Records provided
- - - - -

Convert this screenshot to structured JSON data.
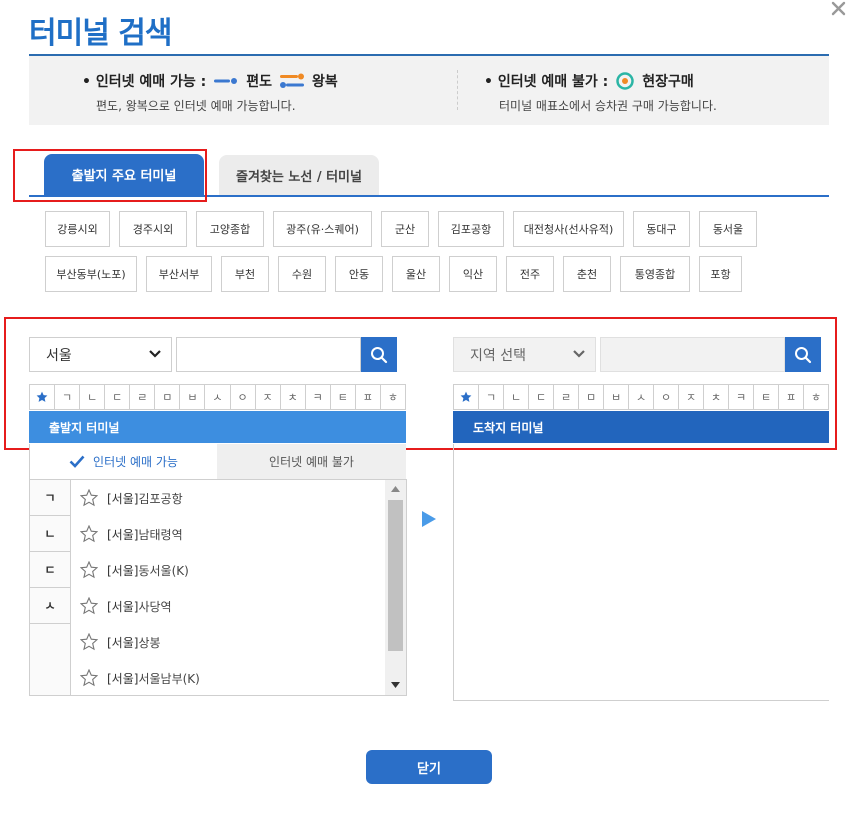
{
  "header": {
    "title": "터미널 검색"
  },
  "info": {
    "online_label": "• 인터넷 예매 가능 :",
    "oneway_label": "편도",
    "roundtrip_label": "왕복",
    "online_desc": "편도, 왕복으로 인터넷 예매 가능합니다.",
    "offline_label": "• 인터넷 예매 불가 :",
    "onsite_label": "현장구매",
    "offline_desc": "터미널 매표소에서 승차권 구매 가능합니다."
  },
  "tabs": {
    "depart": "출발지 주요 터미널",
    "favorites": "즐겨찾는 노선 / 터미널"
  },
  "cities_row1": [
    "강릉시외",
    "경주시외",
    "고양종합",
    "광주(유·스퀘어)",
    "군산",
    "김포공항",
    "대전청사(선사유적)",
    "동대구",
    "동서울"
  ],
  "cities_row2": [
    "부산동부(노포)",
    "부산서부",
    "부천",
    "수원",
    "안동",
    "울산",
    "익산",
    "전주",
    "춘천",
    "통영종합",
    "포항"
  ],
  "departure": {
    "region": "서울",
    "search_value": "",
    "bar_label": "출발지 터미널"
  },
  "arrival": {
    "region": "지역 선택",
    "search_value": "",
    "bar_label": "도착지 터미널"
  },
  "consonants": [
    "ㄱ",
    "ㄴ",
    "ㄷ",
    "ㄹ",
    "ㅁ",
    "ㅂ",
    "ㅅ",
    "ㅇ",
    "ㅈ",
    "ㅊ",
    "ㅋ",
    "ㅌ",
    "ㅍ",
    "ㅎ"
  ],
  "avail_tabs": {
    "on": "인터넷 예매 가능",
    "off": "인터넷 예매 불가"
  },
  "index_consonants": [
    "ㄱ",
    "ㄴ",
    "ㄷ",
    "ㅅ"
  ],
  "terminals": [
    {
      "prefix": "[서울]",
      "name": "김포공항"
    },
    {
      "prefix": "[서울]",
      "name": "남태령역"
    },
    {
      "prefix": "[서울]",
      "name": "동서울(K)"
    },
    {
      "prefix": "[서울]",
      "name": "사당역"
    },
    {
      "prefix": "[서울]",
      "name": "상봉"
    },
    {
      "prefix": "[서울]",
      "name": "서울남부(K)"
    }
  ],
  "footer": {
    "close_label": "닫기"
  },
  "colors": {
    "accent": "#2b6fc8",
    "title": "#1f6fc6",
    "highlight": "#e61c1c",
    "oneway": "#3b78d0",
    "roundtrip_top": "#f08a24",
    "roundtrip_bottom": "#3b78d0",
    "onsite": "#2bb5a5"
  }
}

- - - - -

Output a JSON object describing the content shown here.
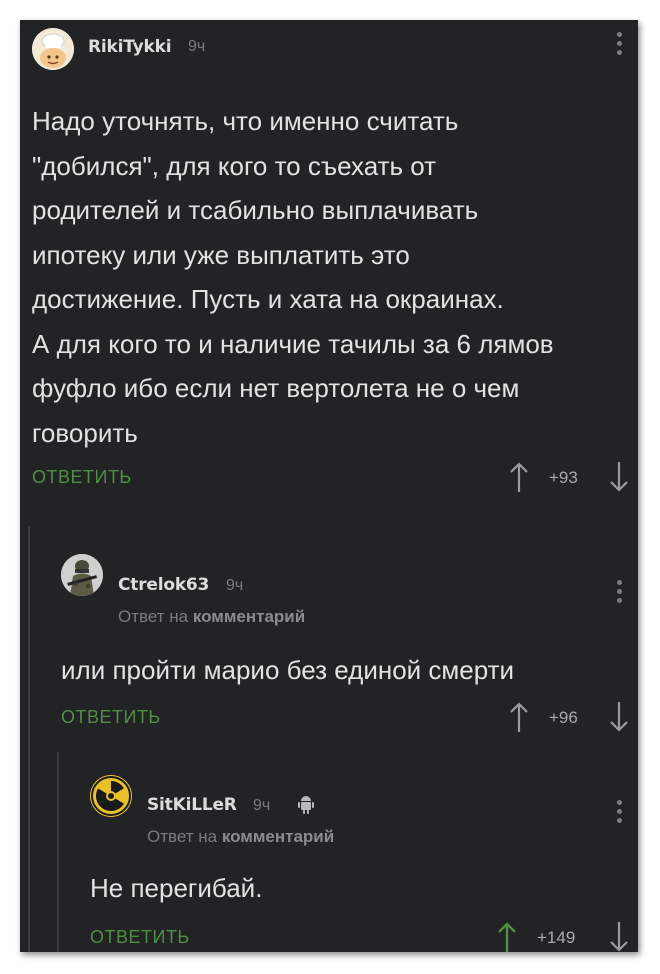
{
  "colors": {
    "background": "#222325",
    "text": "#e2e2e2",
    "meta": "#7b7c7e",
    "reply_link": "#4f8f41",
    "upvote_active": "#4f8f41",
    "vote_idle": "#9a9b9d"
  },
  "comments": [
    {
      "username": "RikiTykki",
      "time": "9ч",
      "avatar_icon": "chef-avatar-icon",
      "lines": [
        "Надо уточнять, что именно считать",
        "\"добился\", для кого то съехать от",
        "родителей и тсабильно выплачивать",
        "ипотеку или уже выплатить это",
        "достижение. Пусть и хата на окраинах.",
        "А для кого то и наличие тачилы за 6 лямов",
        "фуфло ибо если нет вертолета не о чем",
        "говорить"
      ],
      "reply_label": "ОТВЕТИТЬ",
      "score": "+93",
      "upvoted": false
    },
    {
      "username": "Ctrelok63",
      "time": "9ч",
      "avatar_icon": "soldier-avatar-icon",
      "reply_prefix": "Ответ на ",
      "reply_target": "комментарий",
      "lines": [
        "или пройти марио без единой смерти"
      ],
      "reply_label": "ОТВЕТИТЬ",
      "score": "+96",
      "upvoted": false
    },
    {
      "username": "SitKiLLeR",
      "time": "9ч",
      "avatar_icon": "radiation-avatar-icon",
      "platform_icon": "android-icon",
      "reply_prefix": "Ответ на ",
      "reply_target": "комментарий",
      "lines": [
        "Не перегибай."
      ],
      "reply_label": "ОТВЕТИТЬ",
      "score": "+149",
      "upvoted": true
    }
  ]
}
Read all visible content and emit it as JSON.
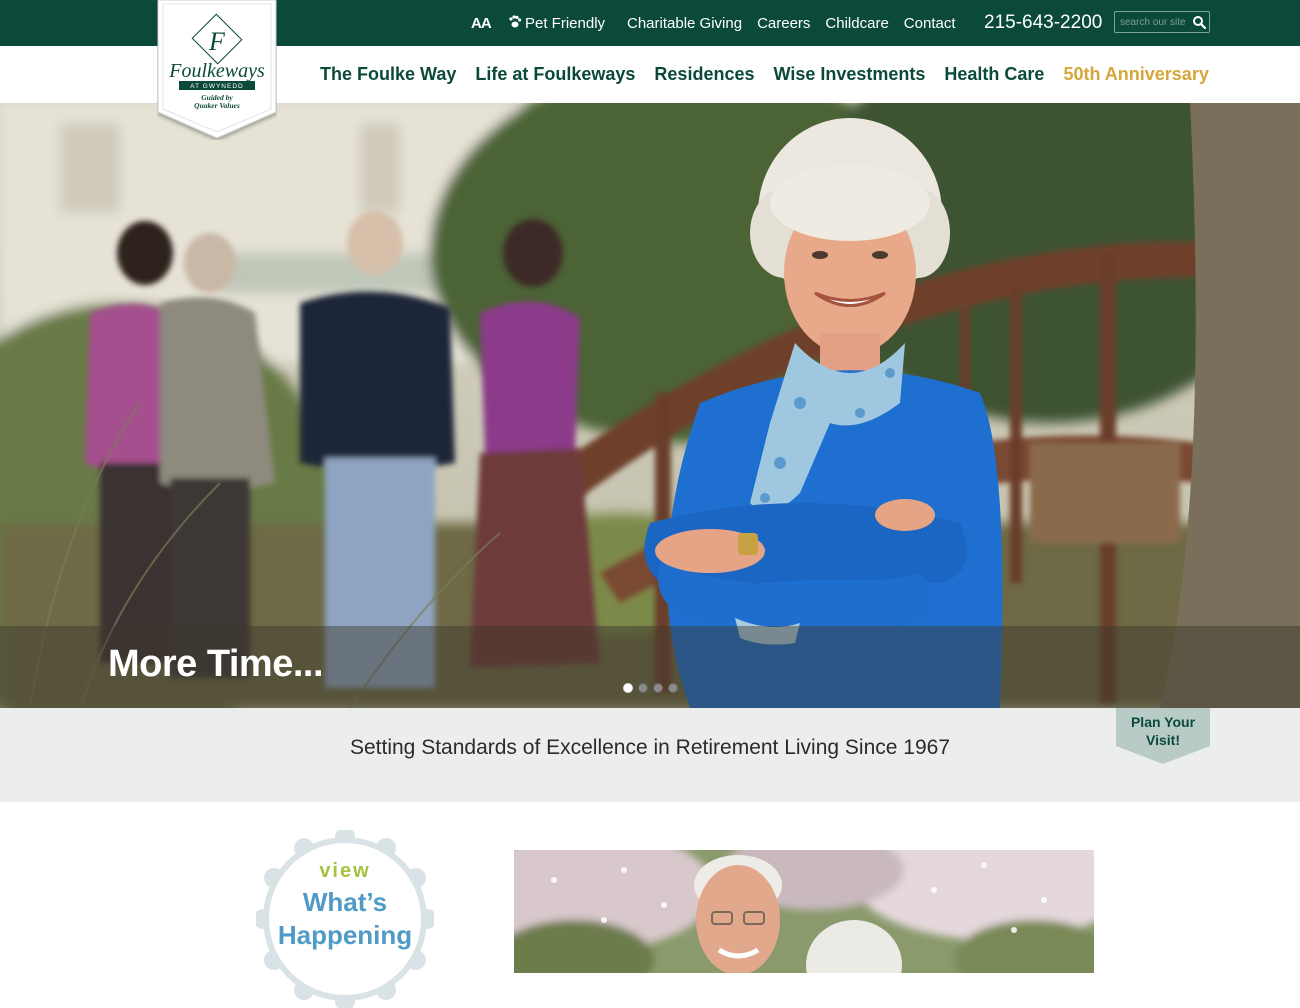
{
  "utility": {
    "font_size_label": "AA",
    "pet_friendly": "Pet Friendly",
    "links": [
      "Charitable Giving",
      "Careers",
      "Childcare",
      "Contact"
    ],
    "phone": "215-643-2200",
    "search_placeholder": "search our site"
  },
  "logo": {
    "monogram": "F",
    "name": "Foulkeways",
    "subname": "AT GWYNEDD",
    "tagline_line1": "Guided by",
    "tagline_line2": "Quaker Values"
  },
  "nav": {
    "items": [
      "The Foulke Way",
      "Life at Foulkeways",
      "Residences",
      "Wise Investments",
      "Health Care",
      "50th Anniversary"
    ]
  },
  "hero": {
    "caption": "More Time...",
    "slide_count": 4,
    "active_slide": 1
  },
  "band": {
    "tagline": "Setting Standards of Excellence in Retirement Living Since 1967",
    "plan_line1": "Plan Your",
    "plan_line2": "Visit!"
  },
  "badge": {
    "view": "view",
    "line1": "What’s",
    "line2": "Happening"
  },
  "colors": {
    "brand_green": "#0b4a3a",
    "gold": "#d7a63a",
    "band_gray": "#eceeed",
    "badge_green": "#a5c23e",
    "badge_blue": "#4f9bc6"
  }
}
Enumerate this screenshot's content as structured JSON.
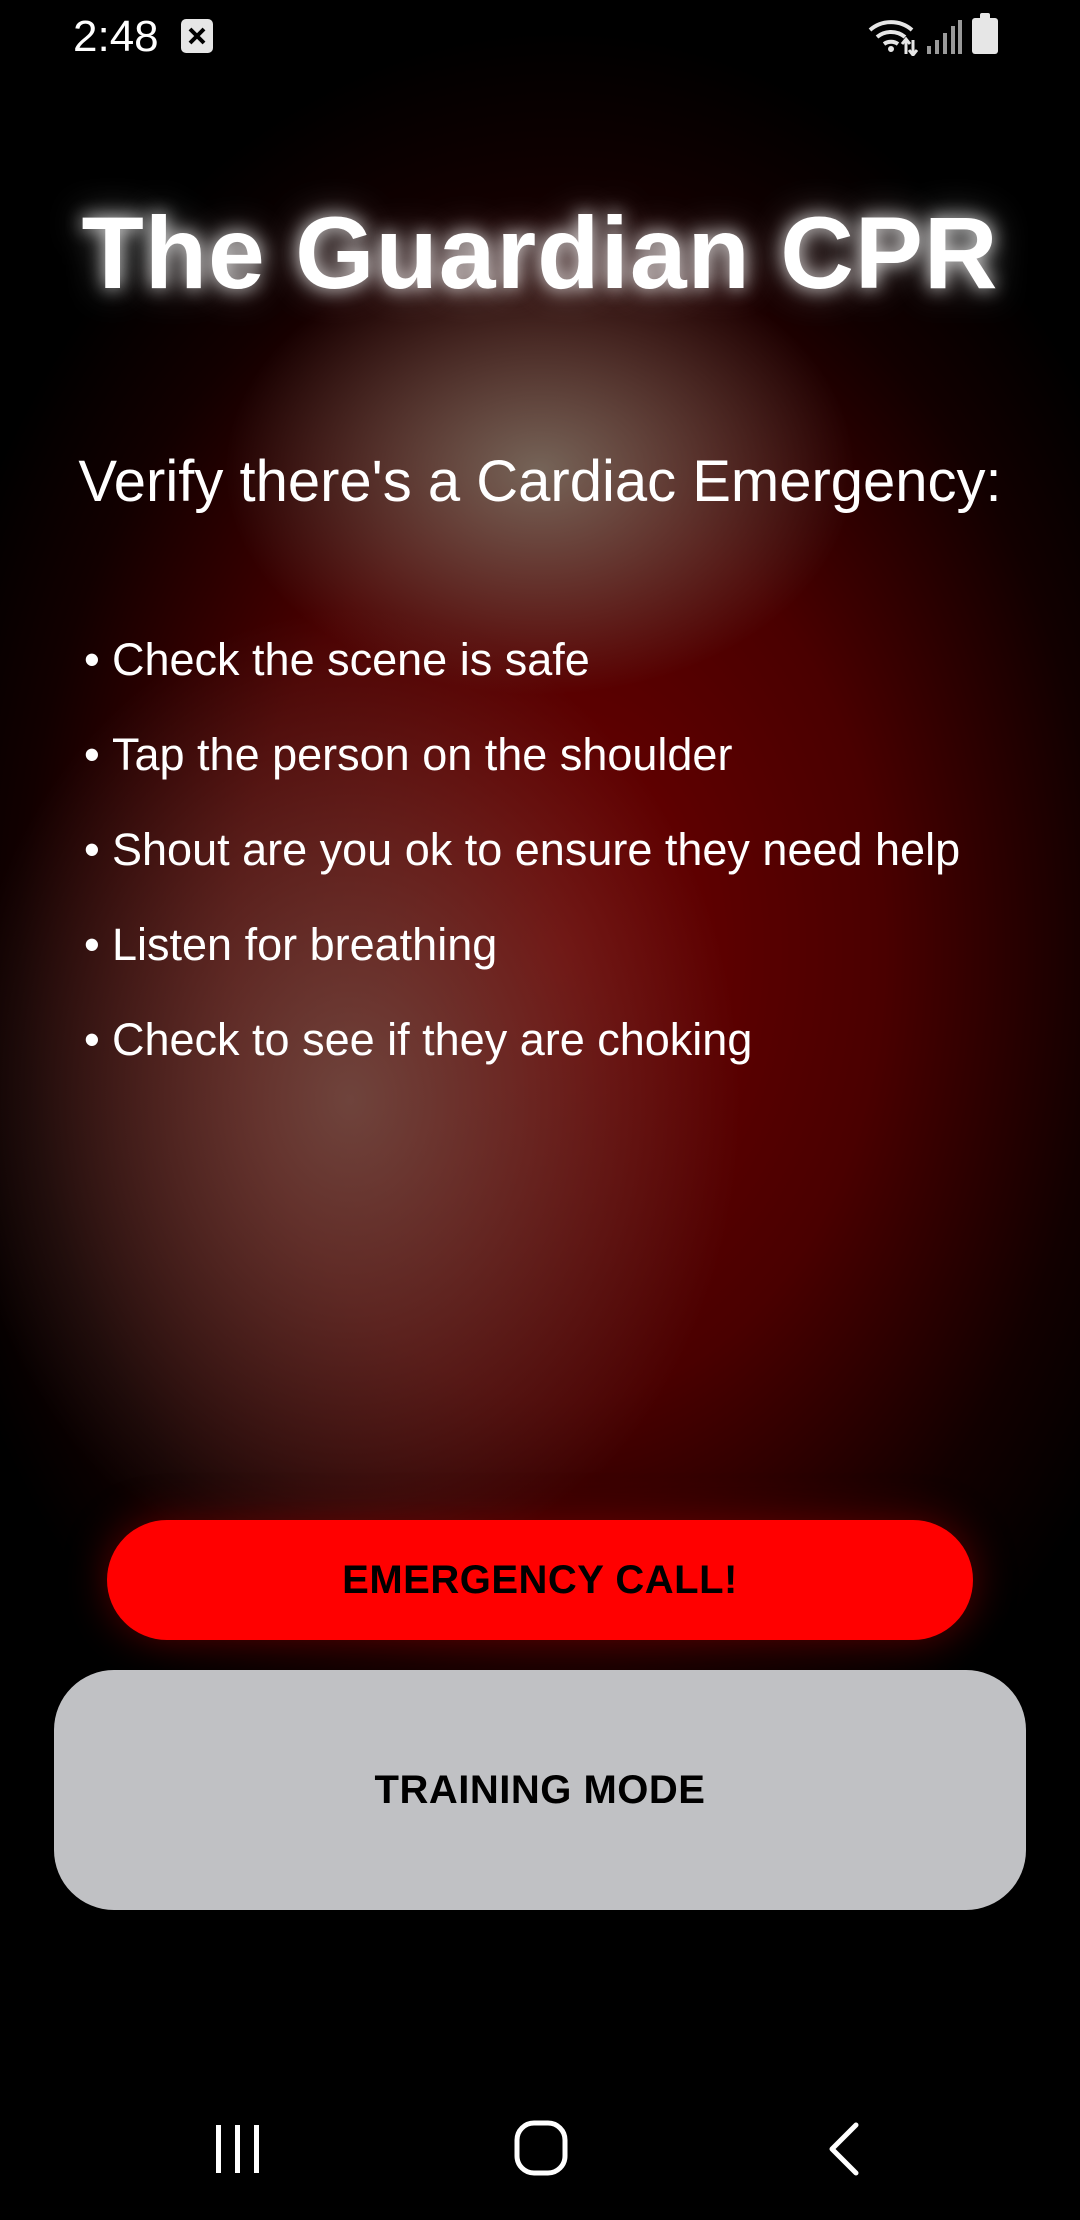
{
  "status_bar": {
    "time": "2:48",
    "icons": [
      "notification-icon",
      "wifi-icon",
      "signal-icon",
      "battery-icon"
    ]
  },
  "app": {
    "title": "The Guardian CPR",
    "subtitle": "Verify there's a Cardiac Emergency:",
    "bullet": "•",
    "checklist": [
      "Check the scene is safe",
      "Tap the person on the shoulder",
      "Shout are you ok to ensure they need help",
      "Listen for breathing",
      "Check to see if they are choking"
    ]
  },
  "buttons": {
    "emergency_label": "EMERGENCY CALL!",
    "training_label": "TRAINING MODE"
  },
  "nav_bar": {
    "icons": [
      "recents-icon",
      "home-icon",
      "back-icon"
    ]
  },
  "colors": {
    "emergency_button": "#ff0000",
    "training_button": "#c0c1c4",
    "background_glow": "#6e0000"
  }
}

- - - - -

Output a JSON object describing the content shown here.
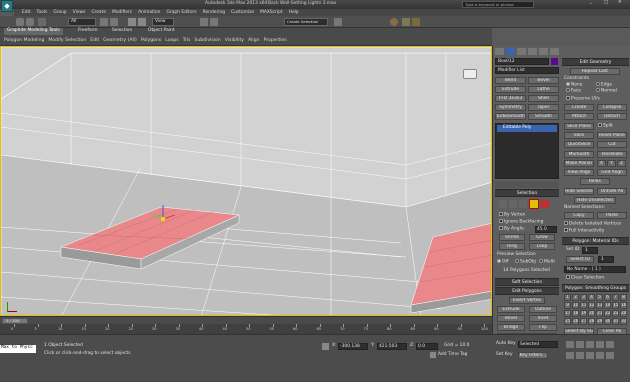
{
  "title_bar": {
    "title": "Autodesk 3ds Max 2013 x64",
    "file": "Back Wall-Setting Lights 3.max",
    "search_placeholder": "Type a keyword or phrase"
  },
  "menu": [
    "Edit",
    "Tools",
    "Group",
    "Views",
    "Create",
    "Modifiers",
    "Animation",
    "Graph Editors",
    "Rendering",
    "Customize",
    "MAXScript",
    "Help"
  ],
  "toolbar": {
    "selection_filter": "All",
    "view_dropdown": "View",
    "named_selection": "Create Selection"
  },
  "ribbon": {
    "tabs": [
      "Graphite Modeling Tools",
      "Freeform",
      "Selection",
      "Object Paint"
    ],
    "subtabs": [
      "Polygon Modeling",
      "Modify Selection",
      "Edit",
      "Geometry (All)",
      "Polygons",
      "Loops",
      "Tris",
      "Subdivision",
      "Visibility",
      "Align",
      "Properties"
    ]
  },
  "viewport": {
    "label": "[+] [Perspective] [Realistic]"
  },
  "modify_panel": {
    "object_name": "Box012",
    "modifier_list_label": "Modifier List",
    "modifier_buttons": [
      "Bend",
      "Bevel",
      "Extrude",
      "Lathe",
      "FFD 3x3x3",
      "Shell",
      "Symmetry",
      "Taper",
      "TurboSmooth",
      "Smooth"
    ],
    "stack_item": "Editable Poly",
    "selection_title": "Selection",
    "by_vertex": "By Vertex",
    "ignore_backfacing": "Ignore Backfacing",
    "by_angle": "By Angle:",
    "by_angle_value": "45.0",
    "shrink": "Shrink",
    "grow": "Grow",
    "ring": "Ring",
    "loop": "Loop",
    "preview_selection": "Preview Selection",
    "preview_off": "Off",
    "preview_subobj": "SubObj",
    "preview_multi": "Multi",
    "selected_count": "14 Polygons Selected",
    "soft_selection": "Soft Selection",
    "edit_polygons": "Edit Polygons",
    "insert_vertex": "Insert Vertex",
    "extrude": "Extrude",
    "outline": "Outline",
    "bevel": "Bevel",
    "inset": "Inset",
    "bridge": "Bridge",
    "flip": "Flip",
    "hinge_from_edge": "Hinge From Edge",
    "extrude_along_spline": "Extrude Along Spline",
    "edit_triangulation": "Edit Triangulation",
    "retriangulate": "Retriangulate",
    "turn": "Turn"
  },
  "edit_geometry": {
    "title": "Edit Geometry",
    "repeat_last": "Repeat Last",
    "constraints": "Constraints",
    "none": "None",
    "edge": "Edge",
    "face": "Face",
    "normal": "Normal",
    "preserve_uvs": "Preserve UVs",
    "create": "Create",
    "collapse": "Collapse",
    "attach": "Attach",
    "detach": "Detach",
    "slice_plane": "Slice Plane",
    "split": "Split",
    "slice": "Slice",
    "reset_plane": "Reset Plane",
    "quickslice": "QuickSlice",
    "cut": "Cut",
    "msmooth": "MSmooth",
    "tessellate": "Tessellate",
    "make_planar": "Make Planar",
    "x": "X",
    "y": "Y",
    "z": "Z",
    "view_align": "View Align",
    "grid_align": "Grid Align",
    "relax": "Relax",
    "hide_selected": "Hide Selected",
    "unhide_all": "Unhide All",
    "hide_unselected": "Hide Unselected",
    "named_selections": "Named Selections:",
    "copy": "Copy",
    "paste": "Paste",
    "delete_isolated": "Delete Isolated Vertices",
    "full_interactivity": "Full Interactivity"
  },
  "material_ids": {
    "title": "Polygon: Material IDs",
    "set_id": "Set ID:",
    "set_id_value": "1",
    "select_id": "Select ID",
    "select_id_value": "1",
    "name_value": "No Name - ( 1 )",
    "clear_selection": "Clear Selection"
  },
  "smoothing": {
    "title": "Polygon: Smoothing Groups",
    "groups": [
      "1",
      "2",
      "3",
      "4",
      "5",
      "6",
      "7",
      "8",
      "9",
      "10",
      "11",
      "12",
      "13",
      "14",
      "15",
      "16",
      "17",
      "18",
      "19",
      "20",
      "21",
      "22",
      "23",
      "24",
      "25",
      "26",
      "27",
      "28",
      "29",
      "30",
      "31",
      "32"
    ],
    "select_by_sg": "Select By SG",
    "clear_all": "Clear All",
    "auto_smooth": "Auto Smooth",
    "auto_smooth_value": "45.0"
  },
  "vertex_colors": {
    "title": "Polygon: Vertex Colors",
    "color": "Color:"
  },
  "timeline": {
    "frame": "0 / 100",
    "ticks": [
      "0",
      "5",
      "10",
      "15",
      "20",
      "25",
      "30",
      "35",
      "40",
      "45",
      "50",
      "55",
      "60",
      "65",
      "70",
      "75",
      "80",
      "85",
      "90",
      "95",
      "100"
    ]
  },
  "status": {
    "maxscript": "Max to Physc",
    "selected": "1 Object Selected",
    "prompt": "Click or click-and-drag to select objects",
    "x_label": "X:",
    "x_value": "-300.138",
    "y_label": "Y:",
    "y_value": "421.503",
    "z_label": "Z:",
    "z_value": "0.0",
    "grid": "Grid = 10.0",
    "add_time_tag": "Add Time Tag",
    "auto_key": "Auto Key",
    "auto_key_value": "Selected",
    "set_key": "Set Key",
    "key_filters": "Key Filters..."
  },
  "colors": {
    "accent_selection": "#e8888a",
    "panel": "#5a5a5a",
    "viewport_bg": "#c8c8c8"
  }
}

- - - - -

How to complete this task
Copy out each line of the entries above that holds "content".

Response to the task
Output a JSON object describing the content shown here.
Read all visible content and emit it as JSON.
Enumerate this screenshot's content as structured JSON.
Output a JSON object describing the content shown here.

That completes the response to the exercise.